  2. Photosynthesis and leaf structure • Leaves are a plant’s main photosynthetic organs. Leaves must: • Permit carbon dioxide access to the photosynthetic cells • Prevent water from diffusing out • Allow the waste product oxygen escape

  3. Internal structure of a leaf A leaf consists of following layers: • Cuticle • Upper epidermis • Palisade mesophyll or palisade layer • Spongy mesophyll or spongy layer • Lower epidermis • Pores also known as stoma /stomata Stoma

  4. Cuticle • The outer thick waxy covering of the plants and leaves. • Cuticle protects plant from drying out by reducing water loss. • Does not let oxygen or carbon dioxide pass through it.

  5. Upper epidermis • Upper epidermis consists of a single layer of cells covered by cuticle. • The cells are quite transparent and permit most of the light pass through to the underlying cells • Sometimes it contains pores which allow gas or water molecule to pass through.

  6. Palisade mesophyll • Just beneath the epidermis there are column shaped cells containing chloroplast, they are known as Palisade mesophyll. • Mesophyll: Middle leaf • The cells are filled with chloroplasts and carry on most of the photosynthesis in the leaf

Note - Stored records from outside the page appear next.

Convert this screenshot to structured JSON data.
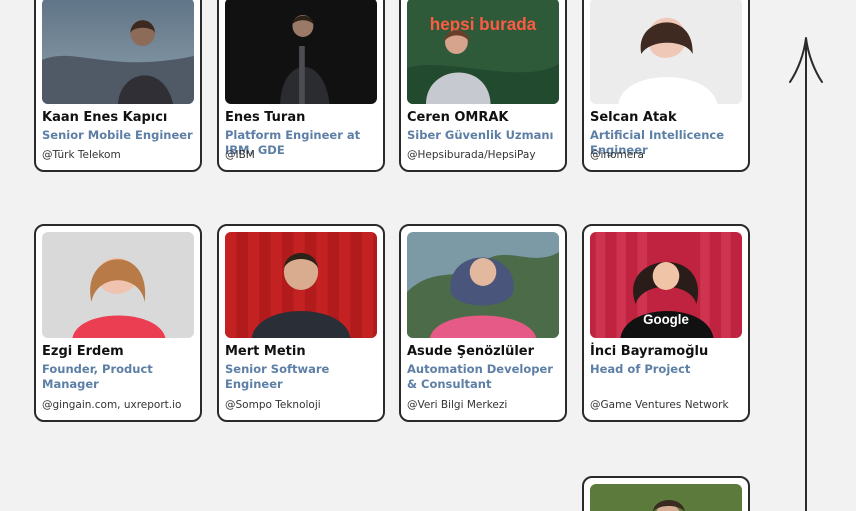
{
  "speakers": [
    {
      "name": "Kaan Enes Kapıcı",
      "role": "Senior Mobile Engineer",
      "org": "@Türk Telekom"
    },
    {
      "name": "Enes Turan",
      "role": "Platform Engineer at IBM, GDE",
      "org": "@IBM"
    },
    {
      "name": "Ceren OMRAK",
      "role": "Siber Güvenlik Uzmanı",
      "org": "@Hepsiburada/HepsiPay",
      "photo_sign": "hepsi burada"
    },
    {
      "name": "Selcan Atak",
      "role": "Artificial Intellicence Engineer",
      "org": "@inomera"
    },
    {
      "name": "Ezgi Erdem",
      "role": "Founder, Product Manager",
      "org": "@gingain.com, uxreport.io"
    },
    {
      "name": "Mert Metin",
      "role": "Senior Software Engineer",
      "org": "@Sompo Teknoloji"
    },
    {
      "name": "Asude Şenözlüler",
      "role": "Automation Developer & Consultant",
      "org": "@Veri Bilgi Merkezi"
    },
    {
      "name": "İnci Bayramoğlu",
      "role": "Head of Project",
      "org": "@Game Ventures Network",
      "shirt_text": "Google"
    }
  ],
  "colors": {
    "role_text": "#5d7fa5",
    "card_border": "#2a2a2a",
    "background": "#f2f2f2"
  },
  "icons": {
    "timeline": "up-arrow-icon"
  }
}
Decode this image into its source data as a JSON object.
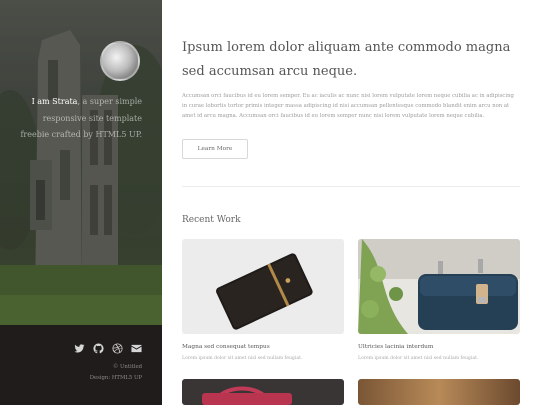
{
  "sidebar": {
    "intro_strong": "I am Strata",
    "intro_rest": ", a super simple responsive site template freebie crafted by HTML5 UP.",
    "social": [
      "twitter-icon",
      "github-icon",
      "dribbble-icon",
      "envelope-icon"
    ],
    "copyright": "© Untitled",
    "credit": "Design: HTML5 UP"
  },
  "main": {
    "headline": "Ipsum lorem dolor aliquam ante commodo magna sed accumsan arcu neque.",
    "description": "Accumsan orci faucibus id eu lorem semper. Eu ac iaculis ac nunc nisi lorem vulputate lorem neque cubilia ac in adipiscing in curae lobortis tortor primis integer massa adipiscing id nisi accumsan pellentesque commodo blandit enim arcu non at amet id arcu magna. Accumsan orci faucibus id eu lorem semper nunc nisi lorem vulputate lorem neque cubilia.",
    "button": "Learn More",
    "section_title": "Recent Work",
    "works": [
      {
        "title": "Magna sed consequat tempus",
        "desc": "Lorem ipsum dolor sit amet nisl sed nullam feugiat."
      },
      {
        "title": "Ultricies lacinia interdum",
        "desc": "Lorem ipsum dolor sit amet nisl sed nullam feugiat."
      }
    ]
  }
}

  7. Spongy mesophyll • It is composed of loosely packed irregular shaped cells surrounded by air spaces. • Although they contain a few chloroplasts, their main function is to temporarily store sugar and aid in the exchange of gases between the leaf and the environment

  8. Spongy mesophyll • During the day, these cells give off oxygen and water vapor to the air space that surround them • They also pick up carbon dioxide from the air spaces • Together, the palisade and spongy layers make up the mesophyll

  9. Mesophyll • Special structure in the mesophyll layer: Vascular bundles (veins) • Vascular bundle consists of : • Xylem: To supply water and minerals to the mesophyll • Phloem: To supply food (glucose) from the mesophyll to other parts of the plant

  10. Lower epidermis • Most of the stomata are located in the lower epidermis. • Sunlight causes water molecules to evaporate faster causing plants to be dehydrated faster • By having most stomata on the bottom of the a leaf, there will be less water loss.

  11. Stomata • The pore like openings in the underside of the leaf is called stoma (singular) and stomata (plural). • Each stoma consists of two guard cells which control the opening and closing of the stomata

  12. Structure and function of stomata • Stomata consists of two guard cells: When there is high water pressure guard cells open. Low water pressure in the guard cells cause stomata to close. • Stomata allow carbon dioxide, oxygen and water vapor to diffuse into and out of the leaf by opening and closing .

  13. Do you think stomata are open all the time? • Plants keep their stomata open just enough to allow photosynthesis to take place but not so much that they lose excessive amount of water. • In general, stomata are open during the day time when photosynthesis are active, and closed at night. • However, stomata may be closed even in the bright sunlight under hot, dry conditions in which water conservation is a matter of life and death.